Wednesday, October 28th 
Author Talk with Andy Mele
Tearin’ Up the Pea Patch; the 1953 Dodgers. What made the ’53 Brooklyn Dodger’s so good? What issues on and off the field did they need to address on their way to the World Series against the Yankees? Mele takes us back to that extraordinary baseball season, and shares his insight into relationships between teammates, managers, and fans.
7:00pm in the Brooklyn Collection
Reception precedes this talk at 6:30pm

Copies of the authors’ books will be available for purchase and signing at both events.

Brooklyn Collection + Brooklyn Historical Society

Apr 9, 2015 12:49 PM | 1 comment

The Brooklyn Collection is pleased to be joining forces with our counterparts at the Brooklyn Historical Society this spring to offer new programs exploring the fun and fanciful side of our borough's history. *Note that two of these three programs are happening at the Brooklyn Historical Society (128 Pierrepont Street in Brooklyn Heights) and some do charge an admission fee.

Extreme Brooklyn Trivia: All Star Edition
Thursday, April 16th, 6:30pm at the Brooklyn Historical Society
$10 General Admission / $5 for BHS and G-W Members
Reserve tickets>>
The result of an unprecedented détente between two trivia titans, the Brooklyn Public Library’s Brooklyn Collection and the BHS Trivia Masters are joining forces to present the mother-lode of Brooklyn-inspired trivia, while raising the bar to the heavens for all future pub trivia competitions. This multi-round, multi-media competition is not for the faint of heart, but should be edifying (and fun!) for nerds of all abilities and Brooklyn lovers of even the most recent vintage.
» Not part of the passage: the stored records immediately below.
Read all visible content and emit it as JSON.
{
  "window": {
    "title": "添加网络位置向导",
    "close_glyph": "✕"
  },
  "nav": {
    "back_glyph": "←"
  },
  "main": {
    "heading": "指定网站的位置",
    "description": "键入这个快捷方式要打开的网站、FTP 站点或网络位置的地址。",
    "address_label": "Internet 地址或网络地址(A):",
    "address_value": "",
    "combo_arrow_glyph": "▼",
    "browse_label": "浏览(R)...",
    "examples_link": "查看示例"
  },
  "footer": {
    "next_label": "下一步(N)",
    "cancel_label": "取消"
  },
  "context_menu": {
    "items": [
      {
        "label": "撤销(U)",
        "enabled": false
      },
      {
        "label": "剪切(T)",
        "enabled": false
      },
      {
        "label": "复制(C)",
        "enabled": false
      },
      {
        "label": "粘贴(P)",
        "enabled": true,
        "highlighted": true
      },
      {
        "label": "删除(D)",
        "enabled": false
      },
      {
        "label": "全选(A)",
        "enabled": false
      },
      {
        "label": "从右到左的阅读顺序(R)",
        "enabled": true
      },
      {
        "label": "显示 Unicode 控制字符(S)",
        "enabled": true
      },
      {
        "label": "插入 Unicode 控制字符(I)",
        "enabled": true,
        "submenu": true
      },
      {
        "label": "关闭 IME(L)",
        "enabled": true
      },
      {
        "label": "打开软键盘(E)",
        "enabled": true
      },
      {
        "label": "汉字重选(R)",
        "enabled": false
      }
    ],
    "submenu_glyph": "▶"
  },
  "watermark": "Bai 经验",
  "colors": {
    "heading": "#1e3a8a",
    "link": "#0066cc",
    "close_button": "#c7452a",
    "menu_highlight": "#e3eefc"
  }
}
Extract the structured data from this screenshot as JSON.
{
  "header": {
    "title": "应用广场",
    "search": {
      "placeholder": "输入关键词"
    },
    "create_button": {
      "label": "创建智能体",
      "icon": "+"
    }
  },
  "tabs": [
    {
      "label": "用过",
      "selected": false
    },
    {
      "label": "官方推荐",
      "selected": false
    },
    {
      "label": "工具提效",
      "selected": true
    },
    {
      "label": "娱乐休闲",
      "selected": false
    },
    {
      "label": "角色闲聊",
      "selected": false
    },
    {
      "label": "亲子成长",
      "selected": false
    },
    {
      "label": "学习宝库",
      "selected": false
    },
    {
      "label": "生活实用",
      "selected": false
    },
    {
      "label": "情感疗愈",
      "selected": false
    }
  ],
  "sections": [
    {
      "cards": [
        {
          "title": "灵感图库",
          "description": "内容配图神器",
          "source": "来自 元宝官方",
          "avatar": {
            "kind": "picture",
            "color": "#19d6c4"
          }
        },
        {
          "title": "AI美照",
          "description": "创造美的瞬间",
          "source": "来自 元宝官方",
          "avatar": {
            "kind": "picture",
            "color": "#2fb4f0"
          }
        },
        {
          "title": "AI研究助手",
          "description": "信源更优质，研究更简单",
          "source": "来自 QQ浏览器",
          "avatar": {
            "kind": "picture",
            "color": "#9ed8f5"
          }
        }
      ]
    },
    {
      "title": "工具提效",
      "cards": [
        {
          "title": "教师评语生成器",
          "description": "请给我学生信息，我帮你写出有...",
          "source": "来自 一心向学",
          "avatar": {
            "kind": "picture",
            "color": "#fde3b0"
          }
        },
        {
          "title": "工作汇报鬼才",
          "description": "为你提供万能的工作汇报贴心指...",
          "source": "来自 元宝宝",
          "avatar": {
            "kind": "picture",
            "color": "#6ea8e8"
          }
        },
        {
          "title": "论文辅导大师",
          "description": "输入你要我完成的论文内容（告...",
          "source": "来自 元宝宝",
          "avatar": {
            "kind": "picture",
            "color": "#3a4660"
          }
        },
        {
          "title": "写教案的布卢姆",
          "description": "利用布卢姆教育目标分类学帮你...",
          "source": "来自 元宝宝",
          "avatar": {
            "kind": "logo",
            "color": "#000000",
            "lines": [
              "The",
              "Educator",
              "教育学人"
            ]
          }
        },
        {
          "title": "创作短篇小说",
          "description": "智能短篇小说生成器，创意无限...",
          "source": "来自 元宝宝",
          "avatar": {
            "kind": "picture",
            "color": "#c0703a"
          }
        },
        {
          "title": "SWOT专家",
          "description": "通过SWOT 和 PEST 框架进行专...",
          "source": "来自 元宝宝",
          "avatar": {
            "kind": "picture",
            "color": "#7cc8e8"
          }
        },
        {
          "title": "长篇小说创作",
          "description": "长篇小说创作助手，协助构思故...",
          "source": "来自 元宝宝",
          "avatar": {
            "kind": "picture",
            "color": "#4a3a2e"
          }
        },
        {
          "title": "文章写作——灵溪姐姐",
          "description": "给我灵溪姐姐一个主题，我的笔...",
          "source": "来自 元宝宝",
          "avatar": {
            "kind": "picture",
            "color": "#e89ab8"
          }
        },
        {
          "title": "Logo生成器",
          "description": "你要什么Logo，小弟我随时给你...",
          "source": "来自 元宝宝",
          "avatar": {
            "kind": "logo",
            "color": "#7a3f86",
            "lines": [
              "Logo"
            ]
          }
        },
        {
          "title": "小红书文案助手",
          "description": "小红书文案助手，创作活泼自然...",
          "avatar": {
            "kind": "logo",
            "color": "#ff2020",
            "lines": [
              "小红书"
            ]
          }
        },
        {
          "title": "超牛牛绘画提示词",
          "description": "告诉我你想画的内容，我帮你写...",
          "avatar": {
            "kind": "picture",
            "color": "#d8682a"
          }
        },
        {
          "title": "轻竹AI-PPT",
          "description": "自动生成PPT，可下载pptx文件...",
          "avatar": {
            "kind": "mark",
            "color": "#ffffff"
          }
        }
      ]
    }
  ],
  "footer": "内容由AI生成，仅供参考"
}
The Othmer Library at Brooklyn Historical Society

Brooklyn Collecting Brooklyn
Wednesday, May 13th, 6:30pm at the Brooklyn Historical Society
But you can reserve your spot here>>
Wednesday, May 20th, 6:30pm at the Brooklyn Collection (Central Library at Grand Army Plaza)
Free! But you can reserve your spot here>>
Brooklyn Historical Society and Brooklyn Collection archivists get together to reveal behind the scenes tales of our Coney Island collections. We’ll have an array of historical artifacts ranging from wax replicas of Nat King Cole’s head and hands to vintage photographs of Coney Island's nighttime Mardi Gras parade (and much, much more) on display to illustrate the stories of the what, who, when, and how we acquired these seemingly obscure items. This is a two-part series so attendees will see up close some of our prized Coney Island collections in the Othmer Library at Brooklyn Historical Society and in the Brooklyn Collection.
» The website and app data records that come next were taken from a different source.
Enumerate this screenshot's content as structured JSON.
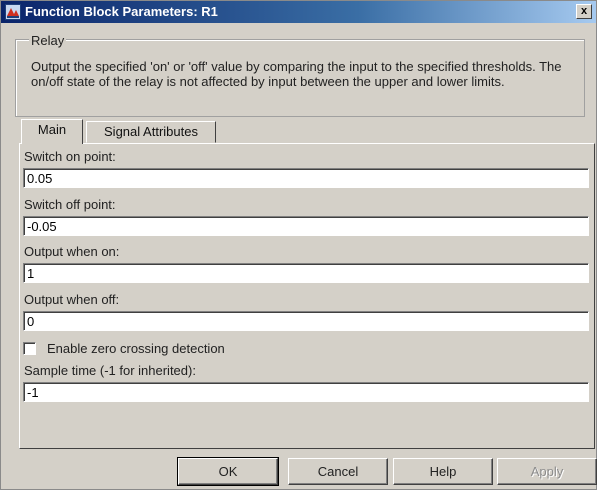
{
  "window": {
    "title": "Function Block Parameters: R1",
    "close_glyph": "x"
  },
  "group": {
    "legend": "Relay",
    "description": "Output the specified 'on' or 'off' value by comparing the input to the specified thresholds.  The on/off state of the relay is not affected by input between the upper and lower limits."
  },
  "tabs": [
    {
      "label": "Main",
      "selected": true
    },
    {
      "label": "Signal Attributes",
      "selected": false
    }
  ],
  "fields": {
    "switch_on": {
      "label": "Switch on point:",
      "value": "0.05"
    },
    "switch_off": {
      "label": "Switch off point:",
      "value": "-0.05"
    },
    "output_on": {
      "label": "Output when on:",
      "value": "1"
    },
    "output_off": {
      "label": "Output when off:",
      "value": "0"
    },
    "zero_crossing": {
      "label": "Enable zero crossing detection",
      "checked": false
    },
    "sample_time": {
      "label": "Sample time (-1 for inherited):",
      "value": "-1"
    }
  },
  "buttons": {
    "ok": "OK",
    "cancel": "Cancel",
    "help": "Help",
    "apply": "Apply"
  },
  "icons": {
    "app": "simulink-block-icon",
    "close": "close-icon"
  }
}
Film Screening and Discussion: "Battle for Brooklyn" -- Wednesday, January 28th, 7pm

Jan 23, 2015 1:04 PM | 0 comments

As part of Brooklyn Transitions, a series of programs and events about neighborhood change in our borough, the Brooklyn Collection presents the film "Battle for Brooklyn". This documentary is an intensely intimate look at the very public and passionate fight waged by owners and residents facing condemnation of their property to make way for the controversial Atlantic Yards project, the development plan that created the Barclay's Center (home of the Brooklyn Nets basketball team) and the Pacific Park apartment towers that are currently under construction. Shot over seven years and compiled from almost 500 hours of footage, "Battle for Brooklyn" is an epic tale of how far people will go to fight for what they believe in.

Photo from film: Tracy Collins 
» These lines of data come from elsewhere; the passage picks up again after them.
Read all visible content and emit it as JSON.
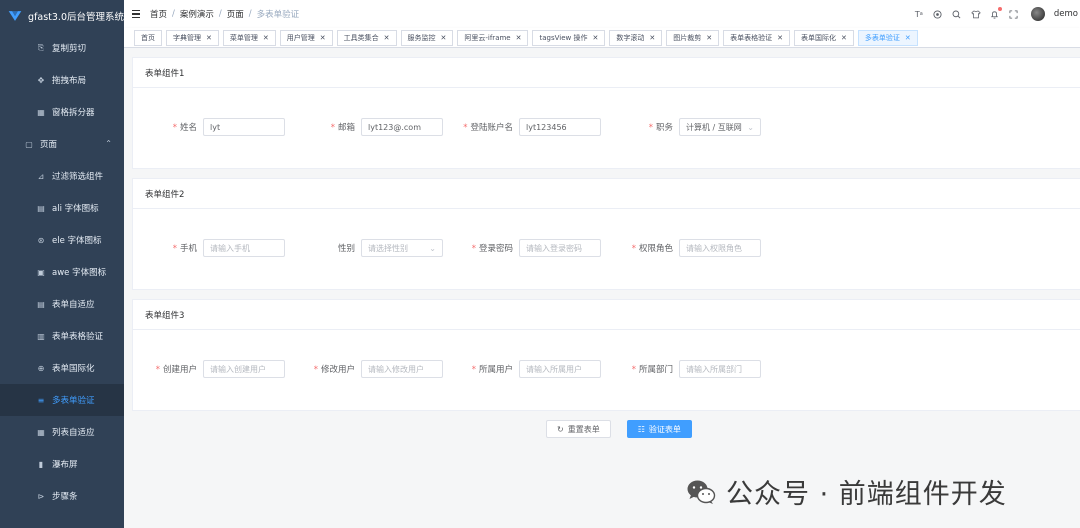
{
  "app": {
    "title": "gfast3.0后台管理系统"
  },
  "sidebar": {
    "items": [
      {
        "label": "复制剪切",
        "icon": "copy-icon",
        "glyph": "⎘"
      },
      {
        "label": "拖拽布局",
        "icon": "drag-icon",
        "glyph": "✥"
      },
      {
        "label": "窗格拆分器",
        "icon": "split-icon",
        "glyph": "▦"
      },
      {
        "label": "页面",
        "icon": "page-icon",
        "glyph": "▢",
        "parent": true,
        "expanded": true
      },
      {
        "label": "过滤筛选组件",
        "icon": "filter-icon",
        "glyph": "⊿"
      },
      {
        "label": "ali 字体图标",
        "icon": "font-icon",
        "glyph": "▤"
      },
      {
        "label": "ele 字体图标",
        "icon": "element-icon",
        "glyph": "⊛"
      },
      {
        "label": "awe 字体图标",
        "icon": "awesome-icon",
        "glyph": "▣"
      },
      {
        "label": "表单自适应",
        "icon": "form-icon",
        "glyph": "▤"
      },
      {
        "label": "表单表格验证",
        "icon": "table-icon",
        "glyph": "▥"
      },
      {
        "label": "表单国际化",
        "icon": "globe-icon",
        "glyph": "⊕"
      },
      {
        "label": "多表单验证",
        "icon": "multi-form-icon",
        "glyph": "≡",
        "active": true
      },
      {
        "label": "列表自适应",
        "icon": "list-icon",
        "glyph": "▦"
      },
      {
        "label": "瀑布屏",
        "icon": "waterfall-icon",
        "glyph": "▮"
      },
      {
        "label": "步骤条",
        "icon": "steps-icon",
        "glyph": "⊳"
      }
    ]
  },
  "breadcrumb": [
    "首页",
    "案例演示",
    "页面",
    "多表单验证"
  ],
  "header": {
    "user": "demo",
    "icons": [
      "translate-icon",
      "component-size-icon",
      "search-icon",
      "skin-icon",
      "bell-icon",
      "fullscreen-icon"
    ]
  },
  "tags": [
    {
      "label": "首页",
      "closable": false
    },
    {
      "label": "字典管理",
      "closable": true
    },
    {
      "label": "菜单管理",
      "closable": true
    },
    {
      "label": "用户管理",
      "closable": true
    },
    {
      "label": "工具类集合",
      "closable": true
    },
    {
      "label": "服务监控",
      "closable": true
    },
    {
      "label": "阿里云-iframe",
      "closable": true
    },
    {
      "label": "tagsView 操作",
      "closable": true
    },
    {
      "label": "数字滚动",
      "closable": true
    },
    {
      "label": "图片裁剪",
      "closable": true
    },
    {
      "label": "表单表格验证",
      "closable": true
    },
    {
      "label": "表单国际化",
      "closable": true
    },
    {
      "label": "多表单验证",
      "closable": true,
      "active": true
    }
  ],
  "forms": [
    {
      "title": "表单组件1",
      "fields": [
        {
          "label": "姓名",
          "required": true,
          "value": "lyt",
          "placeholder": ""
        },
        {
          "label": "邮箱",
          "required": true,
          "value": "lyt123@.com",
          "placeholder": ""
        },
        {
          "label": "登陆账户名",
          "required": true,
          "value": "lyt123456",
          "placeholder": ""
        },
        {
          "label": "职务",
          "required": true,
          "value": "计算机 / 互联网",
          "placeholder": "",
          "select": true
        }
      ]
    },
    {
      "title": "表单组件2",
      "fields": [
        {
          "label": "手机",
          "required": true,
          "value": "",
          "placeholder": "请输入手机"
        },
        {
          "label": "性别",
          "required": false,
          "value": "",
          "placeholder": "请选择性别",
          "select": true
        },
        {
          "label": "登录密码",
          "required": true,
          "value": "",
          "placeholder": "请输入登录密码"
        },
        {
          "label": "权限角色",
          "required": true,
          "value": "",
          "placeholder": "请输入权限角色"
        }
      ]
    },
    {
      "title": "表单组件3",
      "fields": [
        {
          "label": "创建用户",
          "required": true,
          "value": "",
          "placeholder": "请输入创建用户"
        },
        {
          "label": "修改用户",
          "required": true,
          "value": "",
          "placeholder": "请输入修改用户"
        },
        {
          "label": "所属用户",
          "required": true,
          "value": "",
          "placeholder": "请输入所属用户"
        },
        {
          "label": "所属部门",
          "required": true,
          "value": "",
          "placeholder": "请输入所属部门"
        }
      ]
    }
  ],
  "buttons": {
    "reset": "重置表单",
    "validate": "验证表单"
  },
  "footer": {
    "wechat_text": "公众号 · 前端组件开发"
  },
  "colors": {
    "sidebar_bg": "#304156",
    "primary": "#409eff",
    "required": "#f56c6c"
  }
}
The film starts at 7pm, with discussion to follow.  A wine and cheese reception precedes the program at 6:30pm -- tickets will be distributed at this point.

The program is held in the Brooklyn Collection, on the 2nd floor balcony level of the Central Library at Grand Army Plaza in Brooklyn.